• ASSIGNED TASK: Every line of the material must be copied exactly, from the first to the last.

• DATA UNDER STUDY:
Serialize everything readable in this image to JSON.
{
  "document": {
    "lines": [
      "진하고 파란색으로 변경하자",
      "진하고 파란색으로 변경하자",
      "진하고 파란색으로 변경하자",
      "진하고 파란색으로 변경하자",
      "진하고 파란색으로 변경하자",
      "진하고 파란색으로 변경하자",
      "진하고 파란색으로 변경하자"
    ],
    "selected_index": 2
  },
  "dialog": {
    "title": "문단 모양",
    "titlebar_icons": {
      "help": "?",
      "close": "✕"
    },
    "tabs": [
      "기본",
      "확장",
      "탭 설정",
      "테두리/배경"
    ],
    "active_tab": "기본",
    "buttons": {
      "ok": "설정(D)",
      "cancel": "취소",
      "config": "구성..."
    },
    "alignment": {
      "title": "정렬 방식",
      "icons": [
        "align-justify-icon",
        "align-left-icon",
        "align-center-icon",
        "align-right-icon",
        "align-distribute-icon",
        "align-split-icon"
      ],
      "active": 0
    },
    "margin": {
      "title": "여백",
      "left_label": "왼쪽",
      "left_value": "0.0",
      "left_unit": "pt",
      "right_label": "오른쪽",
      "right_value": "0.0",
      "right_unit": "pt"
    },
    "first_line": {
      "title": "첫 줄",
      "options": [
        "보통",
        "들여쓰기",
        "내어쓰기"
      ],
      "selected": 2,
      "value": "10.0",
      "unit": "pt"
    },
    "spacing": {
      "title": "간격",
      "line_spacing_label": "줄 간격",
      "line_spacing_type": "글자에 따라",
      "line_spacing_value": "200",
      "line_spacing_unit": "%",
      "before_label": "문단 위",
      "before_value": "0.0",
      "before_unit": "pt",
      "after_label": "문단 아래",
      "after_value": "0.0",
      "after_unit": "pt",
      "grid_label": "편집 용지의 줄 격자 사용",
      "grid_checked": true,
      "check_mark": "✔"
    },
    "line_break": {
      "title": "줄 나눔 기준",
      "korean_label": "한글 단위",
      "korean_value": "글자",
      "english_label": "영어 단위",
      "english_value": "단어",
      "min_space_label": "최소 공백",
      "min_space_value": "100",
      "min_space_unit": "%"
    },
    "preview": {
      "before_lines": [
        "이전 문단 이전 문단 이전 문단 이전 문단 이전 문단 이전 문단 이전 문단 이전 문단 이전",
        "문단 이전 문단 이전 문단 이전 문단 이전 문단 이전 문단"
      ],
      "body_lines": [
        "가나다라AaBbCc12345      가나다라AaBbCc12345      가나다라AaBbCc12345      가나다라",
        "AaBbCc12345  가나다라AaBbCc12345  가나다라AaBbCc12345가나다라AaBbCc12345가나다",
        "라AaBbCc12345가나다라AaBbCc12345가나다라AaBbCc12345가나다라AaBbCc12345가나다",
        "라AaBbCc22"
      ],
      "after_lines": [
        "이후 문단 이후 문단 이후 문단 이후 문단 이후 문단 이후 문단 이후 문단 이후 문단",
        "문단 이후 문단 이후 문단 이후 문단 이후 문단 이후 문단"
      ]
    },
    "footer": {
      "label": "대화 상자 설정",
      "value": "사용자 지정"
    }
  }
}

• EXPECTED ANSWER:
Serialize everything readable in this image to JSON.
{
  "document": {
    "lines": [
      "진하고 파란색으로 변경하자",
      "진하고 파란색으로 변경하자",
      "진하고 파란색으로 변경하자",
      "진하고 파란색으로 변경하자",
      "진하고 파란색으로 변경하자",
      "진하고 파란색으로 변경하자",
      "진하고 파란색으로 변경하자"
    ],
    "selected_index": 2
  },
  "dialog": {
    "title": "문단 모양",
    "titlebar_icons": {
      "help": "?",
      "close": "✕"
    },
    "tabs": [
      "기본",
      "확장",
      "탭 설정",
      "테두리/배경"
    ],
    "active_tab": "기본",
    "buttons": {
      "ok": "설정(D)",
      "cancel": "취소",
      "config": "구성..."
    },
    "alignment": {
      "title": "정렬 방식",
      "icons": [
        "align-justify-icon",
        "align-left-icon",
        "align-center-icon",
        "align-right-icon",
        "align-distribute-icon",
        "align-split-icon"
      ],
      "active": 0
    },
    "margin": {
      "title": "여백",
      "left_label": "왼쪽",
      "left_value": "0.0",
      "left_unit": "pt",
      "right_label": "오른쪽",
      "right_value": "0.0",
      "right_unit": "pt"
    },
    "first_line": {
      "title": "첫 줄",
      "options": [
        "보통",
        "들여쓰기",
        "내어쓰기"
      ],
      "selected": 2,
      "value": "10.0",
      "unit": "pt"
    },
    "spacing": {
      "title": "간격",
      "line_spacing_label": "줄 간격",
      "line_spacing_type": "글자에 따라",
      "line_spacing_value": "200",
      "line_spacing_unit": "%",
      "before_label": "문단 위",
      "before_value": "0.0",
      "before_unit": "pt",
      "after_label": "문단 아래",
      "after_value": "0.0",
      "after_unit": "pt",
      "grid_label": "편집 용지의 줄 격자 사용",
      "grid_checked": true,
      "check_mark": "✔"
    },
    "line_break": {
      "title": "줄 나눔 기준",
      "korean_label": "한글 단위",
      "korean_value": "글자",
      "english_label": "영어 단위",
      "english_value": "단어",
      "min_space_label": "최소 공백",
      "min_space_value": "100",
      "min_space_unit": "%"
    },
    "preview": {
      "before_lines": [
        "이전 문단 이전 문단 이전 문단 이전 문단 이전 문단 이전 문단 이전 문단 이전 문단 이전",
        "문단 이전 문단 이전 문단 이전 문단 이전 문단 이전 문단"
      ],
      "body_lines": [
        "가나다라AaBbCc12345      가나다라AaBbCc12345      가나다라AaBbCc12345      가나다라",
        "AaBbCc12345  가나다라AaBbCc12345  가나다라AaBbCc12345가나다라AaBbCc12345가나다",
        "라AaBbCc12345가나다라AaBbCc12345가나다라AaBbCc12345가나다라AaBbCc12345가나다",
        "라AaBbCc22"
      ],
      "after_lines": [
        "이후 문단 이후 문단 이후 문단 이후 문단 이후 문단 이후 문단 이후 문단 이후 문단",
        "문단 이후 문단 이후 문단 이후 문단 이후 문단 이후 문단"
      ]
    },
    "footer": {
      "label": "대화 상자 설정",
      "value": "사용자 지정"
    }
  }
}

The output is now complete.